Since MediaStore is used as a live origin, the typical egress operation is from a CDN or multiple CDNs requesting live stream segments and manifest files as clients watch live video.

Similar to the steps in creating a stream ingress dashboard, navigate to CloudWatch, select the mediastore_live dashboard, and click “Actions”, and select “View/edit source”. Copy the following JSON text and place it to the appropriate location of the edit text box.

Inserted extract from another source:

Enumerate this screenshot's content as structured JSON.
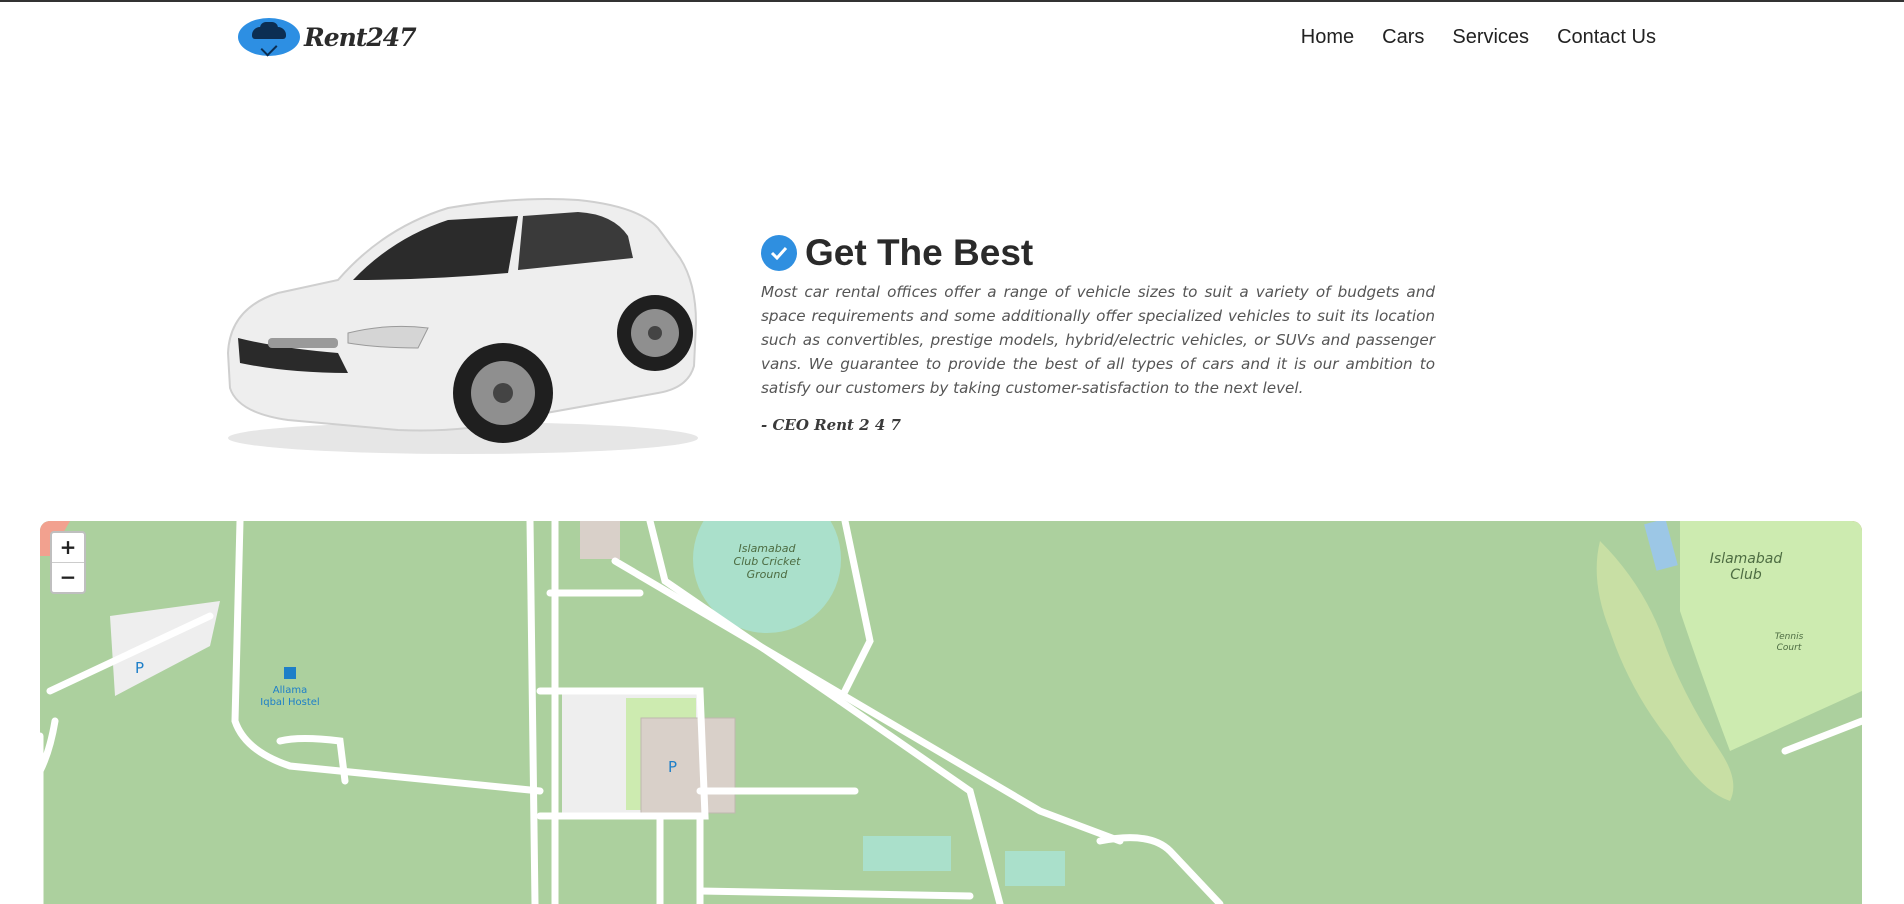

Add a comma where needed to ensure correct syntax of the JSON file.

  {

            "type": "log",

            "x": 12,

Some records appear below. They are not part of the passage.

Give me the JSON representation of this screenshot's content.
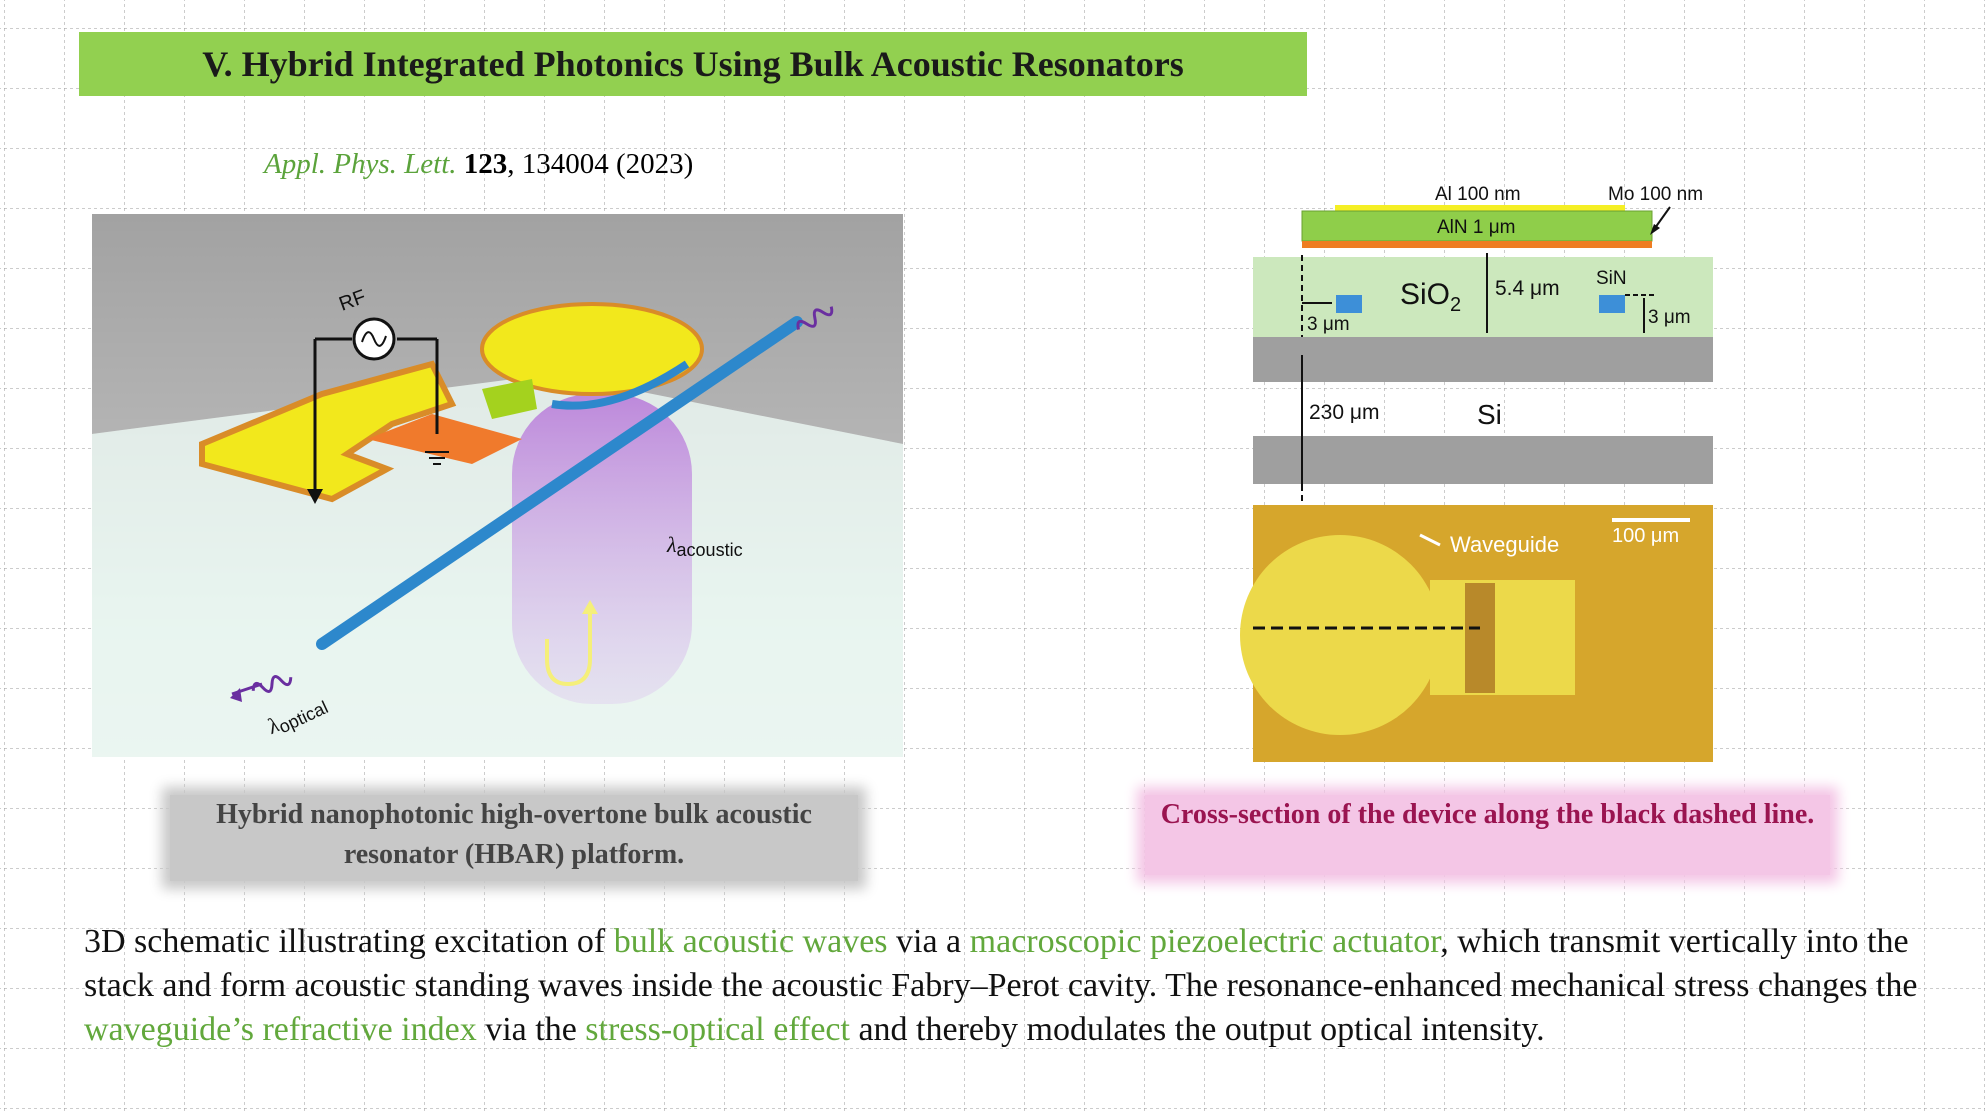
{
  "title": "V. Hybrid Integrated Photonics Using Bulk Acoustic Resonators",
  "citation": {
    "journal": "Appl. Phys. Lett.",
    "volume": "123",
    "rest": ", 134004 (2023)"
  },
  "left_figure": {
    "rf_label": "RF",
    "lambda_acoustic": "λacoustic",
    "lambda_acoustic_sym": "λ",
    "lambda_acoustic_sub": "acoustic",
    "lambda_optical_sym": "λ",
    "lambda_optical_sub": "optical"
  },
  "right_figure": {
    "al_label": "Al 100 nm",
    "mo_label": "Mo 100 nm",
    "aln_label": "AlN 1 μm",
    "sio2_label": "SiO",
    "sio2_sub": "2",
    "thickness_label": "5.4 μm",
    "sin_label": "SiN",
    "gap_label_left": "3 μm",
    "gap_label_right": "3 μm",
    "si_thickness": "230 μm",
    "si_label": "Si",
    "waveguide_label": "Waveguide",
    "scale_bar": "100 μm"
  },
  "captions": {
    "left": "Hybrid nanophotonic high-overtone bulk acoustic resonator (HBAR) platform.",
    "right": "Cross-section of the device along the black dashed line."
  },
  "body": {
    "p1": "3D schematic illustrating excitation of ",
    "h1": "bulk acoustic waves",
    "p2": " via a ",
    "h2": "macroscopic piezoelectric actuator",
    "p3": ", which transmit vertically into the stack and form acoustic standing waves inside the acoustic Fabry–Perot cavity. The resonance-enhanced mechanical stress changes the ",
    "h3": "waveguide’s refractive index",
    "p4": " via the ",
    "h4": "stress-optical effect",
    "p5": " and thereby modulates the output optical intensity."
  },
  "colors": {
    "title_bg": "#92d050",
    "highlight_green": "#62a83c",
    "caption_right_text": "#9a1450"
  }
}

            "y": 0,

            "width": 12,

            "height": 6,

            "properties": {

                "query": "SOURCE '/aws/mediastore/mediastore_live' | fields @message\n| filter Path like \"/channel1/main/\"\n| filter Operation=\"GetObject\"\n| stats count(*) by bin(5m)\n",

                "region": "us-west-2",

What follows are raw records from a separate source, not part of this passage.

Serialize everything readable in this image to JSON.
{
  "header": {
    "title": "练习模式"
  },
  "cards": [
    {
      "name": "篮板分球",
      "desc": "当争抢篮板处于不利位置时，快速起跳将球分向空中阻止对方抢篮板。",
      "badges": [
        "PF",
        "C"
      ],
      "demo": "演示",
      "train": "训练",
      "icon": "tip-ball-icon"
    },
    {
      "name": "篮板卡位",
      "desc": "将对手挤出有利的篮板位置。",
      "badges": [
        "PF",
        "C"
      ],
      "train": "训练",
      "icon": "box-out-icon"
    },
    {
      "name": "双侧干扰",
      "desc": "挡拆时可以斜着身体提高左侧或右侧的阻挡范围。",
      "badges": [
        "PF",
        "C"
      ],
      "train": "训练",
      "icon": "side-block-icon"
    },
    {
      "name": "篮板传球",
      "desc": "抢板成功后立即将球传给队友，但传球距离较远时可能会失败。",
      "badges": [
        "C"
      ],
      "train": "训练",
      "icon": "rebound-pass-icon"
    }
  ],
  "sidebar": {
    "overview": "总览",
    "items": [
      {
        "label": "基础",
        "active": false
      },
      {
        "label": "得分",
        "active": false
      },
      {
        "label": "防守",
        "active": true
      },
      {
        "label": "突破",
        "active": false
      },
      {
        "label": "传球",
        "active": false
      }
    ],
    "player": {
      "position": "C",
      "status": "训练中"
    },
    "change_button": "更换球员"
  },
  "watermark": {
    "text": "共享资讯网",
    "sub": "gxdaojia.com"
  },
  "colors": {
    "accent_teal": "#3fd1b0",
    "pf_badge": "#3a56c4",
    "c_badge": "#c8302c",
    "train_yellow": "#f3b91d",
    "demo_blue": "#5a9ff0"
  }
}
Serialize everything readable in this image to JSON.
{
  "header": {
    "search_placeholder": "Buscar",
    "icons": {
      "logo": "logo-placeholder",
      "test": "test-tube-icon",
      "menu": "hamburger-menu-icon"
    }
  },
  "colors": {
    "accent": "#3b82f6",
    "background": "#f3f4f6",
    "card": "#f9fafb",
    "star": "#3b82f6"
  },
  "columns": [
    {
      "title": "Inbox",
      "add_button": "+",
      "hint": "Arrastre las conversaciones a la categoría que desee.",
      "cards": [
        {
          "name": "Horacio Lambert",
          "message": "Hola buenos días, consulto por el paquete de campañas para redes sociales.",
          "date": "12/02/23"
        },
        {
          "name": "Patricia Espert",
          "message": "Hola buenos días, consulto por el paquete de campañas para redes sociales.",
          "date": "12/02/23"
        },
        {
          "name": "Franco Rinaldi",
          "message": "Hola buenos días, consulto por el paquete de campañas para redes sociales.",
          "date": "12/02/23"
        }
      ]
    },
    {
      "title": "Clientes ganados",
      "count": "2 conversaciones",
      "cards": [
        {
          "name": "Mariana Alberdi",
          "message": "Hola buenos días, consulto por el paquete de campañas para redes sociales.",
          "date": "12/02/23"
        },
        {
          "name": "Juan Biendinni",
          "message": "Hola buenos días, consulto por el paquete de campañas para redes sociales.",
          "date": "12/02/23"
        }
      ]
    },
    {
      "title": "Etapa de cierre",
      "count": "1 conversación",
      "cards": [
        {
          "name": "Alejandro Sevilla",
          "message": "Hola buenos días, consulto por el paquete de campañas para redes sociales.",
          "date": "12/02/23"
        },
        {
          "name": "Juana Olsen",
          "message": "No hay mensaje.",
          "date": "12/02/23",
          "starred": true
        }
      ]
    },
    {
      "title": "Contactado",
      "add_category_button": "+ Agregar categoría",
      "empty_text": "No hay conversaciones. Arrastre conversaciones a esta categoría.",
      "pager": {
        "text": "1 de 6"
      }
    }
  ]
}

                "stacked": false,

                "title": "mediastore_live channel1 Egress TPS",

                "view": "timeSeries"

            }

        },

        {

            "type": "log",

            "x": 12,

            "y": 6,

            "width": 12,

            "height": 6,

            "properties": {

                "query": "SOURCE '/aws/mediastore/mediastore_live' | filter HTTPStatus like /2\\d{2}/ and Operation=\"GetObject\" | stats avg(TurnAroundTime), avg(TotalTime), percentile(TurnAroundTime, 99), percentile(TotalTime, 99) by bin(5m)",

                "region": "us-west-2",

                "stacked": false,

                "title": "GetObject Latencies (Successful Requests)",

                "view": "timeSeries"

            }

        },

        {

            "type": "log",

            "x": 0,

            "y": 12,

            "width": 12,

            "height": 6,

            "properties": {

                "query": "SOURCE '/aws/mediastore/mediastore_live' | filter Path like /main/\n| filter HTTPStatus like /2\\d{2}/ \n| filter Operation = \"PutObject\" or Operation=\"DeleteObject\"\n| stats count() as `2xx Count` by Operation | sort `2xx Count` desc",

                "region": "us-west-2",

                "stacked": false,

                "title": "2xx Status Count by Operation",

                "view": "table"

            }

        },

        {

            "type": "log",

            "x": 0,

            "y": 18,

            "width": 6,

            "height": 6,

            "properties": {

                "query": "SOURCE '/aws/mediastore/mediastore_live' | filter Path like /main/ \n| filter HTTPStatus like /4\\d{2}/ \n| filter Operation = \"PutObject\" or Operation=\"DeleteObject\"\n| stats count() as `4xx Count` by Operation",

                "region": "us-west-2",

                "stacked": false,

                "title": "4xx Status Count by Operation",

                "view": "table"

            }

        },

        {

            "type": "log",

            "x": 6,

            "y": 18,

            "width": 6,

            "height": 6,

            "properties": {

                "query": "SOURCE '/aws/mediastore/mediastore_live' | filter Path like /main/\n| filter HTTPStatus like /5\\d{2}/ \n| filter Operation = \"PutObject\" or Operation=\"DeleteObject\"\n| stats count() as `5xx Count` by Operation",

                "region": "us-west-2",

                "stacked": false,

                "title": "5xx Status Count by Operation",

                "view": "table"

            }

        }

Now you have a dashboard that shows live streaming status. The left side of the dashboard shows ingest related status including ingest TPM (transaction per minute), PutObject latencies, and HTTP status code information. The right side of the dashboard shows egress TPM (transaction per minute), GetObject latencies, and HTTP status code information.

What’s More

MediaStore access logs provide comprehensive information on object creation and object access. Combined with detailed CDN logs, customers can gain deeper insights on their live streaming performance, scale, and detailed client access information.

Cleaning up

To avoid incurring future charges, delete the MediaStore container, MediaLive services and MediaStore CloudWatch log groups.

Conclusion

This blog shows how to use MediaStore access logs and Amazon CloudWatch to create a live streaming dashboard. The dashboard data provides insights to live streaming performance and metrics around its operations.